Rapper Kendrick Lamar on Sunday won MTV's Video of the Year for "HUMBLE.," his ironic take on fame and fortune, as he became the big winner of the channel's awards.
Lamar, one of the most acclaimed rappers of his time, also took Best Hip-Hop Video and technical awards for the video to the song, in which he is depicted as everything from the pope to Jesus during "The Last Supper."
The track appears on Lamar's latest album "DAMN.," on which he turned to a more traditional hip-hop sound after the jazz experimentation of his previous work, "To Pimp a Butterfly."
Lamar opened the Video Music Awards in Los Angeles in fiery form with "HUMBLE.," on a martial arts-themed set that ended with dancers dressed like ninjas climbing a fence on fire.
Other winners include Ed Sheeran as Artist of the Year, Khalid as Best New Artist, and Fifth Harmony ft. Gucci Mane as Best Pop Video for "Down".
The evening had a political tone. The late Michael Jackson's daughter, Paris Jackson, who presented the award for best pop video, made a statement about the violence between right-wing and antifa protestors.
"Let's leave here tonight remembering that we must show these Nazi, white supremacist jerks in Charlottesville and all over the country that as a nation with 'liberty' as our slogan, we have zero tolerance for their violence, their hatred and their discrimination," she said. "We must resist."
Susan Bro, the mother of Heather Heyer, who was killed in Charlottesville while marching against neo-Nazis also addressed the audience.
Taylor Swift announced a new album titled "Reputation" on Wednesday, just over a week after scoring a court victory at a high-profile groping trial in Colorado.
The singer made the announcement in a series of Instagram images, including a possible album cover featuring a black and white illustration of Swift with newspaper-style headlines overlapping part of her face.
The album will be released on 10 November and the first single will debut on Thursday.
Swift ended a six month absence from the public spotlight to deliver unflinching testimony against a radio DJ in a Denver court earlier this month.
The singer, one of the most followed people on social media, followed her court victory by deleting posts from Instagram, Twitter and removing her avatar from her Facebook page, sending fans into a frenzy speculating about whether Swift had been hacked or was preparing to launch new music or reinvent herself.
"Reputation" follows Swift's 2014 best-selling album "1989."

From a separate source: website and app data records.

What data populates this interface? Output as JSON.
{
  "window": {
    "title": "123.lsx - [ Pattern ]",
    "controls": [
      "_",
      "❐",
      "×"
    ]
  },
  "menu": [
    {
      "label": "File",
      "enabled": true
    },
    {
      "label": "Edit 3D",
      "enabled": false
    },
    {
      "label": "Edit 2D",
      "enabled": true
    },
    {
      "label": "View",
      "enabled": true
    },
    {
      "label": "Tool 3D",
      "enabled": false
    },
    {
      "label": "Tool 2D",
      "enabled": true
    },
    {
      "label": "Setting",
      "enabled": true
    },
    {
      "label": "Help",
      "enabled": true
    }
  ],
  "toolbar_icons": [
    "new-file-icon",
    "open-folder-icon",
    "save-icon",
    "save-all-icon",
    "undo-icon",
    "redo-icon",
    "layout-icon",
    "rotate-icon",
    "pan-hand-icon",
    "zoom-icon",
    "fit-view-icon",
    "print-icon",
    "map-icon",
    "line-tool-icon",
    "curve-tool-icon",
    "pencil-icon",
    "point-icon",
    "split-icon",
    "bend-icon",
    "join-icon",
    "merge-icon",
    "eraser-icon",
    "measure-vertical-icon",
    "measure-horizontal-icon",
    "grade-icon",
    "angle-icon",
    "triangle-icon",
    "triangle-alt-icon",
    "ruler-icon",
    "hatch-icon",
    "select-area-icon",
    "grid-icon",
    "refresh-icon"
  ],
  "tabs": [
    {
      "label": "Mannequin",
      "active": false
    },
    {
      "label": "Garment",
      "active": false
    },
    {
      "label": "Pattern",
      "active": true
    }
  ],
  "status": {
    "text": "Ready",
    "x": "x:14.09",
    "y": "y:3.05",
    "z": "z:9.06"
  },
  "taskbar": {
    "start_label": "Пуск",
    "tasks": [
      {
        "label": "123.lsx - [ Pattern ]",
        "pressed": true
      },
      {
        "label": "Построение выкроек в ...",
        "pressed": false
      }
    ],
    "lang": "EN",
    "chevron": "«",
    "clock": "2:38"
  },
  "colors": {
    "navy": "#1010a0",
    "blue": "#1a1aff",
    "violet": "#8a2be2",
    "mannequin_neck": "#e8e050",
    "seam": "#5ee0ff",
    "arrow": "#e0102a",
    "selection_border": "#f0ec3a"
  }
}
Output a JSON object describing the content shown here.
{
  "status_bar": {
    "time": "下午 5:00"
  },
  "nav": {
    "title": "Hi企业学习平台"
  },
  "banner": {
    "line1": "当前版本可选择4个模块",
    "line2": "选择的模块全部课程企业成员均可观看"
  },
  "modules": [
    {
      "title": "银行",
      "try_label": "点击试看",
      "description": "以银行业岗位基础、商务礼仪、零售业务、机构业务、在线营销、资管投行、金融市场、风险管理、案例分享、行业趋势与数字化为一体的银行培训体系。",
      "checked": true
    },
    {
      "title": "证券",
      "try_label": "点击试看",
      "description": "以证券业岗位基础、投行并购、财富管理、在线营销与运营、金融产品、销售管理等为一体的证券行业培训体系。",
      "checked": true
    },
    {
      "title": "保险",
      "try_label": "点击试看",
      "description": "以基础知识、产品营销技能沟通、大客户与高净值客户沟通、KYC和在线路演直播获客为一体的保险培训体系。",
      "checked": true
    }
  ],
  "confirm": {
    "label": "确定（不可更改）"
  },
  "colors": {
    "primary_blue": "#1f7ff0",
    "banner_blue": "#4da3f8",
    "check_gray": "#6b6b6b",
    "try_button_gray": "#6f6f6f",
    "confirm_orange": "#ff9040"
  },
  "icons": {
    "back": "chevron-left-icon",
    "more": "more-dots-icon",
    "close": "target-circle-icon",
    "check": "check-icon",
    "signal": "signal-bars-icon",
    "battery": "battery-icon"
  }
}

Kesha scored top billing on the Billboard 200 chart with her comeback album "Rainbow," her first studio album in five years amid a bitter legal battle over her record contract.
The 30-year-old singer sold some 116,000 units of "Rainbow," according to data on Monday from Nielsen SoundScan, to give her the second-largest U.S. sales week of 2017 by a female singer after Katy Perry's "Witness."
The Billboard 200 chart tallies units from album sales, song sales (10 songs equal one album) and streaming activity (1,500 streams equal one album).
"I am so grateful and so lucky and ... at a loss for words. thank you. thank you. thank you. there were many days that my music was simply a coping tool, for my emotions," Kesha said in a message on her Facebook page on Monday.
"Rainbow" mixes Kesha's signature pop sounds of seven years ago with raw, powerful songs in which she channels the frustration, hurt and anger she has felt during a lengthy court battle with her former producer, Dr. Luke, whom she accused of emotional and sexual abuse.
Dr. Luke denied the allegations and counter-sued for defamation. That case, and Kesha's battle to be released from a multi-album contract with Sony Music, is still making its way through the U.S. legal system, even as Kesha decided to release "Rainbow" through the Sony Music group.
"Rainbow" knocked rapper Kendrick Lamar's "Damn", which was released in April, back to second place on the Billboard 200, with another 43,000 units sold for the week.
On the digital songs chart, which measures online single sales, Puerto Rican singer Luis Fonsi's global sensation "Despacito," featuring Justin Bieber, showed no signs off moving from No. 1, with another 83,000 copies sold.